Excerpts from an interface dataset

++++

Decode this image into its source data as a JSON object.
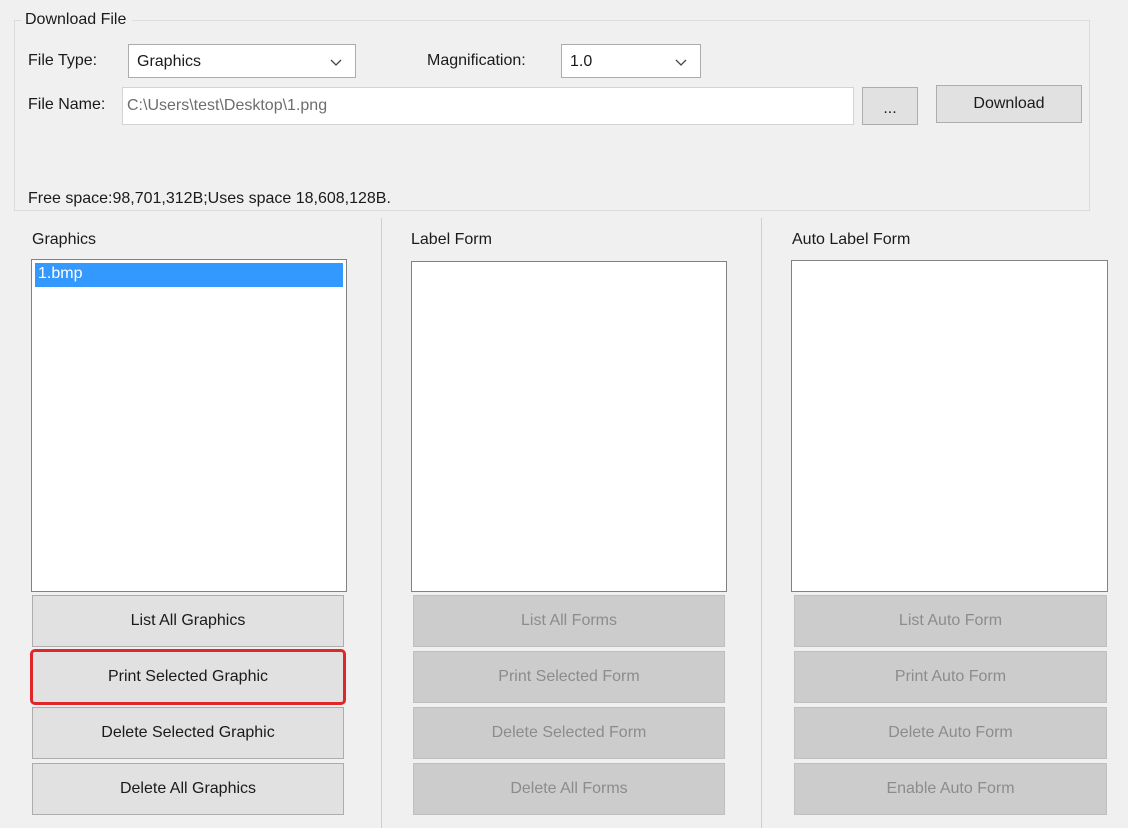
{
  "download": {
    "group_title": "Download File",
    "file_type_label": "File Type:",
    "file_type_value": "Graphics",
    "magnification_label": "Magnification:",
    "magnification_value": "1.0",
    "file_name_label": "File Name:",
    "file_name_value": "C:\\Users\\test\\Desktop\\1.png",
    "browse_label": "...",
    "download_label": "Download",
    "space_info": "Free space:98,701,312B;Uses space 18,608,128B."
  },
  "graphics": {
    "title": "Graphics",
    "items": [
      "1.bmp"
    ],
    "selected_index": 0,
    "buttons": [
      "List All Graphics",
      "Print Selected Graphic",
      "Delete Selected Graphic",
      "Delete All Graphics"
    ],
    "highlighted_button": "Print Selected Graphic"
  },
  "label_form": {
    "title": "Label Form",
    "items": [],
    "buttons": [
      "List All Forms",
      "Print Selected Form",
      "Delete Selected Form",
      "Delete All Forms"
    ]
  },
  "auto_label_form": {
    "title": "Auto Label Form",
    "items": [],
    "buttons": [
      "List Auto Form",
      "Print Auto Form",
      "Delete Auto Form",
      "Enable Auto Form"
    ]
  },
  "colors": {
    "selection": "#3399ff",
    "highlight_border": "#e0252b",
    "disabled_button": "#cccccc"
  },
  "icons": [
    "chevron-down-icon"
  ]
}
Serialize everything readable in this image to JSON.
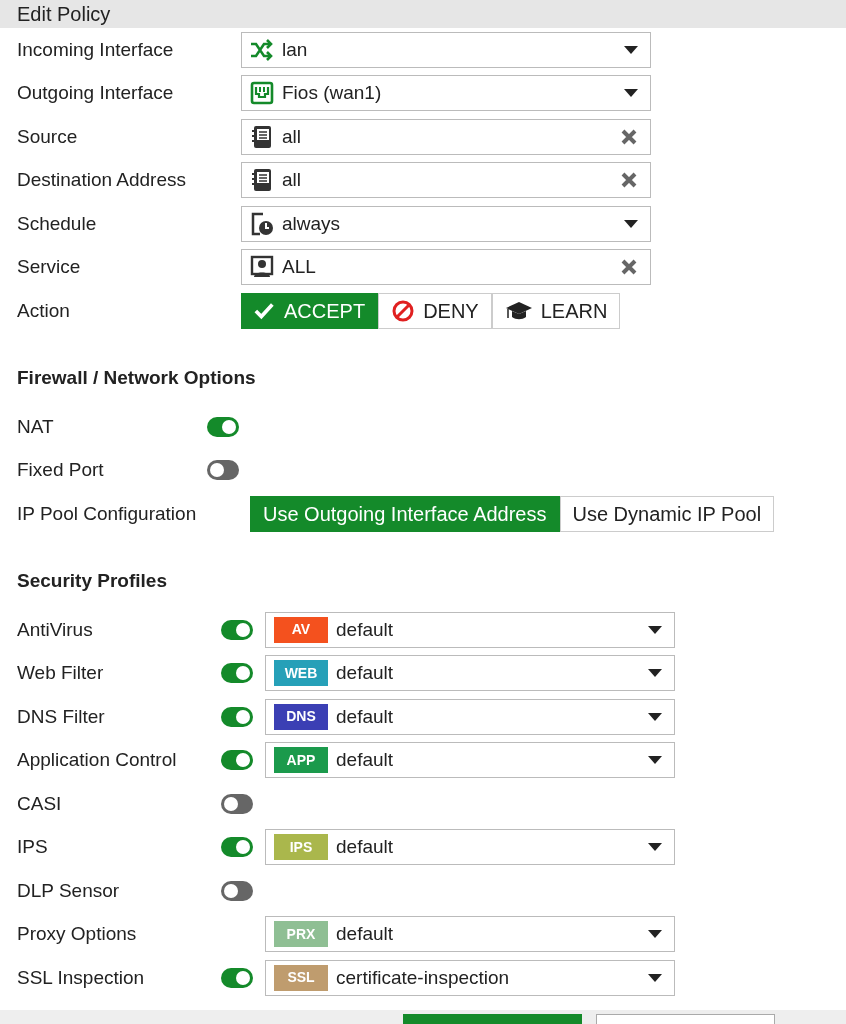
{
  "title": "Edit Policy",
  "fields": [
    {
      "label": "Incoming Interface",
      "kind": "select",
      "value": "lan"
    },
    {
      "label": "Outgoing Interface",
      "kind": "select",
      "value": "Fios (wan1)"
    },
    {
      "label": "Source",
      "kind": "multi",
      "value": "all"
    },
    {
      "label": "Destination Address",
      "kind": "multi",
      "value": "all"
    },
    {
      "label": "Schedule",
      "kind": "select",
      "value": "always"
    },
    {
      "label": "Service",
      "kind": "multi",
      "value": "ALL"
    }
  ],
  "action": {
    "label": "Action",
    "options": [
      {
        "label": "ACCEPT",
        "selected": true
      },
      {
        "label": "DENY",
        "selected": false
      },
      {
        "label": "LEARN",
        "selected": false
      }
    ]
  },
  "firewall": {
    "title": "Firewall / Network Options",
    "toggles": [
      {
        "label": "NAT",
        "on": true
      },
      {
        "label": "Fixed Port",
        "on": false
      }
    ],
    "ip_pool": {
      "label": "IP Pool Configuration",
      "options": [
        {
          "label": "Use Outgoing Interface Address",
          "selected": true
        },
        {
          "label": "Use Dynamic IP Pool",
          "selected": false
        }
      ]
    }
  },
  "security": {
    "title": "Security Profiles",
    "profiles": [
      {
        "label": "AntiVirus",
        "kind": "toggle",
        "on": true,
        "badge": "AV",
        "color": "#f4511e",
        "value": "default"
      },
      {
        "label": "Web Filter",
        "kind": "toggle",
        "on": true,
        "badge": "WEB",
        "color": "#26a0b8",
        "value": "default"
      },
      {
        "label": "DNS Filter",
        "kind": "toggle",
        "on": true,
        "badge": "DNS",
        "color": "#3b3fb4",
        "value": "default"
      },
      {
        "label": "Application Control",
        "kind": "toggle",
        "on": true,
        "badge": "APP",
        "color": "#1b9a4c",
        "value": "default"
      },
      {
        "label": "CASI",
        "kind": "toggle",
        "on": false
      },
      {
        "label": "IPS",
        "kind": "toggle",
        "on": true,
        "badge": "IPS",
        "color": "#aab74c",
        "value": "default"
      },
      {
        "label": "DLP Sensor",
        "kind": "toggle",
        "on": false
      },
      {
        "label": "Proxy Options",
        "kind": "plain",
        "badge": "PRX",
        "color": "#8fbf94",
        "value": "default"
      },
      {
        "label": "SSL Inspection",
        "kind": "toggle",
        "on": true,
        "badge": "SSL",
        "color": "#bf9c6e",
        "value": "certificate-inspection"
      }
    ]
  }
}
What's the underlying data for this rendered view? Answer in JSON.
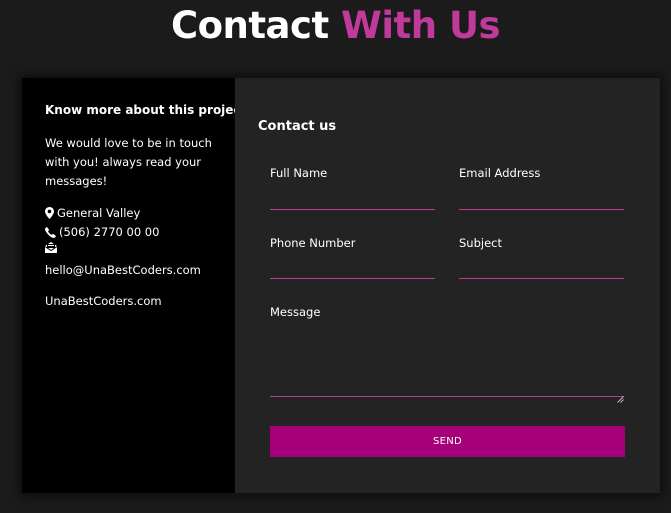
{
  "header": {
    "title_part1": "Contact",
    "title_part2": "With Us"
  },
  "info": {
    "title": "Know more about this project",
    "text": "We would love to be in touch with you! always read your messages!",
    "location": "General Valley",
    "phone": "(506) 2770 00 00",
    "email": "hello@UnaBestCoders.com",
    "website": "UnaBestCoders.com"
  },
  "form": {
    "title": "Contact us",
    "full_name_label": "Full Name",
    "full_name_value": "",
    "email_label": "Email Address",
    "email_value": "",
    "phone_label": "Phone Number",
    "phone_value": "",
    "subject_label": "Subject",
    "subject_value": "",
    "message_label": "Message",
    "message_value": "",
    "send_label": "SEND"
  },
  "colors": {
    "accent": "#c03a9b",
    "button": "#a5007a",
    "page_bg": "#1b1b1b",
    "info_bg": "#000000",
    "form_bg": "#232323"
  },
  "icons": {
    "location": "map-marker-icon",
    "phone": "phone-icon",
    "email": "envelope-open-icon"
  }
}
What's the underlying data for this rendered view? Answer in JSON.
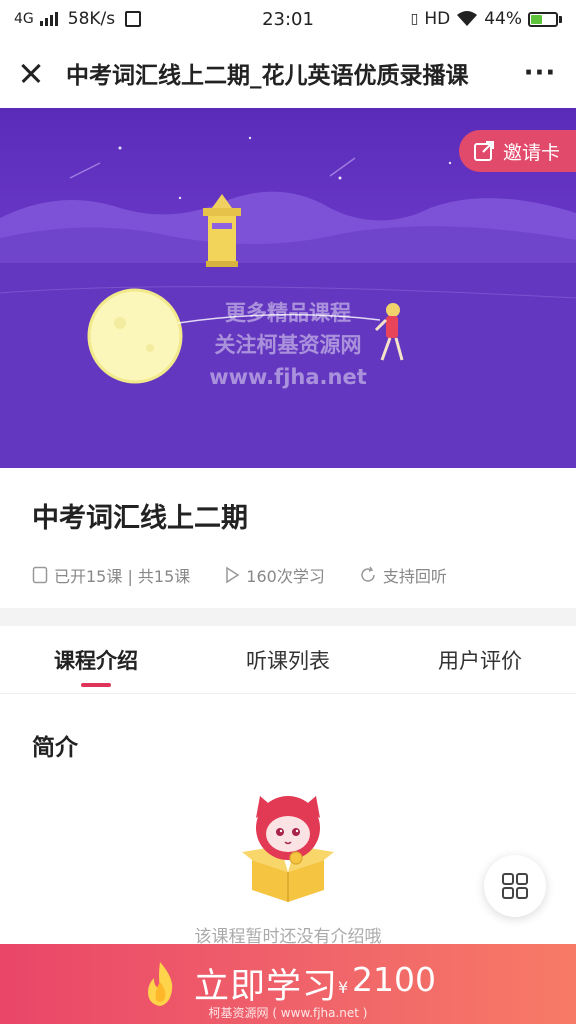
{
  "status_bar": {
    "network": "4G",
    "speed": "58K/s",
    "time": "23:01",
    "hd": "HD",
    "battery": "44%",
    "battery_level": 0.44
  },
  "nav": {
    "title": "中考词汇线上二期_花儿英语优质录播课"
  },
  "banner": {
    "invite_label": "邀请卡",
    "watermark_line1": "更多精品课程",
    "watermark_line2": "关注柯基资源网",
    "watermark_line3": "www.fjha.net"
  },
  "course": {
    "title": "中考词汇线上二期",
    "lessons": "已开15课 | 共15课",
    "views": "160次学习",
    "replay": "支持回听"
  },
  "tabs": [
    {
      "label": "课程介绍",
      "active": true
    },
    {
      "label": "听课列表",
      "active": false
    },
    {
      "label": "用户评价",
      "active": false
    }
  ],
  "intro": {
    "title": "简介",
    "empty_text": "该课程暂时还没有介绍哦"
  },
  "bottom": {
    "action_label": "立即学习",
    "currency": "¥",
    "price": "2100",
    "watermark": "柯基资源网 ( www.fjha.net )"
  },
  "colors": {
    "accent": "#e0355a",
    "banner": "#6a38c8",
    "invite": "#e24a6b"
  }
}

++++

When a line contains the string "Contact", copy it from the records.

    "title_part1": "Contact",
    "title": "Contact us",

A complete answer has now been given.